You've gambled your own savings and worked tirelessly to build a successful business.
Now you want to reap the financial rewards and sell your business, either to fund your retirement or because you've taken the business as far as you can and you want to try a new challenge.
What follows are the documents and information you need to disclose to the buyer and other important things to remember when selling your business.
Surely the most important component of the information you divulge to prospective buyers, the health of your statements will be pivotal in the sale price you agree. You can exaggerate your business's merits or downplay them, but cold, hard figures, detailing profits and losses, don't lie. You will need to furnish any prospective buyer with up to three years of statements, possibly certified by an accountant.
You must provide bank statements, which are required for financial due diligence performed by the buyer, covering at least three months of recent statements, although many buyers will demand a year's worth.
You should provide copies of customer contracts, which can stipulate pricing terms for each customer.
Inform the buyer of any contractual agreements you have entered into to conduct future work for a customer. Be clear on the likely duration of the work, the resources you must commit to it and how much the business is due to be paid.
You should provide your business license, which most businesses require, and be able to show that it is valid.

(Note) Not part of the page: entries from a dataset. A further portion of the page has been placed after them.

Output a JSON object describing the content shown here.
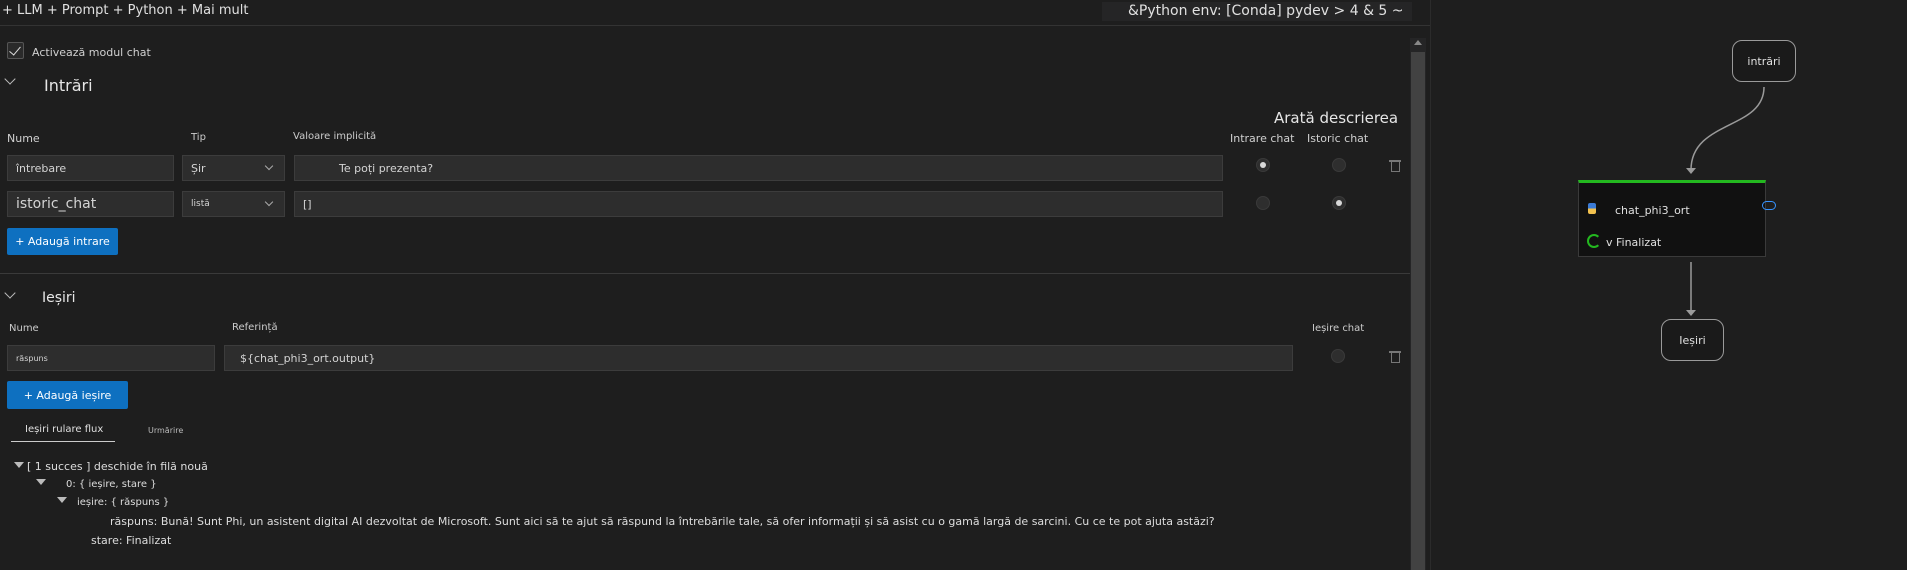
{
  "toolbar": {
    "menu_label": "+ LLM + Prompt + Python + Mai mult",
    "env_label": "&Python env: [Conda] pydev > 4 & 5 ~"
  },
  "chat_mode": {
    "label": "Activează modul chat",
    "checked": true
  },
  "inputs": {
    "title": "Intrări",
    "show_description_label": "Arată descrierea",
    "headers": {
      "name": "Nume",
      "type": "Tip",
      "default": "Valoare implicită",
      "chat_input": "Intrare chat",
      "chat_history": "Istoric chat"
    },
    "rows": [
      {
        "name": "întrebare",
        "type": "Șir",
        "default": "Te poți prezenta?",
        "chat_input": true,
        "chat_history": false
      },
      {
        "name": "istoric_chat",
        "type": "listă",
        "default": "[]",
        "chat_input": false,
        "chat_history": true
      }
    ],
    "add_label": "+ Adaugă intrare"
  },
  "outputs": {
    "title": "Ieșiri",
    "headers": {
      "name": "Nume",
      "reference": "Referință",
      "chat_output": "Ieșire chat"
    },
    "rows": [
      {
        "name": "răspuns",
        "reference": "${chat_phi3_ort.output}",
        "chat_output": false
      }
    ],
    "add_label": "+ Adaugă ieșire"
  },
  "run_tabs": [
    {
      "label": "Ieșiri rulare flux",
      "active": true
    },
    {
      "label": "Urmărire",
      "active": false
    }
  ],
  "run_tree": {
    "root": "[ 1 succes ] deschide în filă nouă",
    "item0": "0: { ieșire, stare }",
    "output_node": "ieșire: { răspuns }",
    "answer": "răspuns: Bună! Sunt Phi, un asistent digital AI dezvoltat de Microsoft. Sunt aici să te ajut să răspund la întrebările tale, să ofer informații și să asist cu o gamă largă de sarcini. Cu ce te pot ajuta astăzi?",
    "status": "stare: Finalizat"
  },
  "graph": {
    "inputs_node": "intrări",
    "llm_node": {
      "name": "chat_phi3_ort",
      "status": "v Finalizat",
      "status_color": "#23b81f"
    },
    "outputs_node": "Ieșiri"
  },
  "colors": {
    "accent": "#0e70c0",
    "success": "#23b81f"
  }
}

An expired license is of no use to anyone.
Marketing and advertising
Many marketing and advertising campaigns are scheduled weeks or months in advance so the buyer will obviously need to know what's been planned, and what further financial outlay it entails.
You need the help of a lawyer to sell your business. The lawyer, who will be responsible for reviewing the terms of the purchase and sales agreement, can identify clauses disadvantageous to you. They can also formulate a confidentiality agreement to bind the buyer to not disclosing sensitive financial information to other parties.
The buyer needs to know about the different price tiers you charge to customers and how these are determined.
Any trademarks and copyrights must be transferred to the new owners. And you must disclose the terms of your intellectual property and how long it will remain valid for.
Achieving a sale
Selling your business can be daunting, protracted and stressful. Before you embark on the sales process, you must ask yourself whether you're really ready to let go of an asset you've dedicated years to building, and to embrace a new life, whether in retirement, semi-retirement or running another business.
And do you want to remain involved in the business post-sale? Offering to stay on in an advisory role after the sale can help sweeten the deal for the buyer.
Ready to sell? You are just 10 minutes away from advertising your business to 1.3 million prospective buyers. Sell your business today.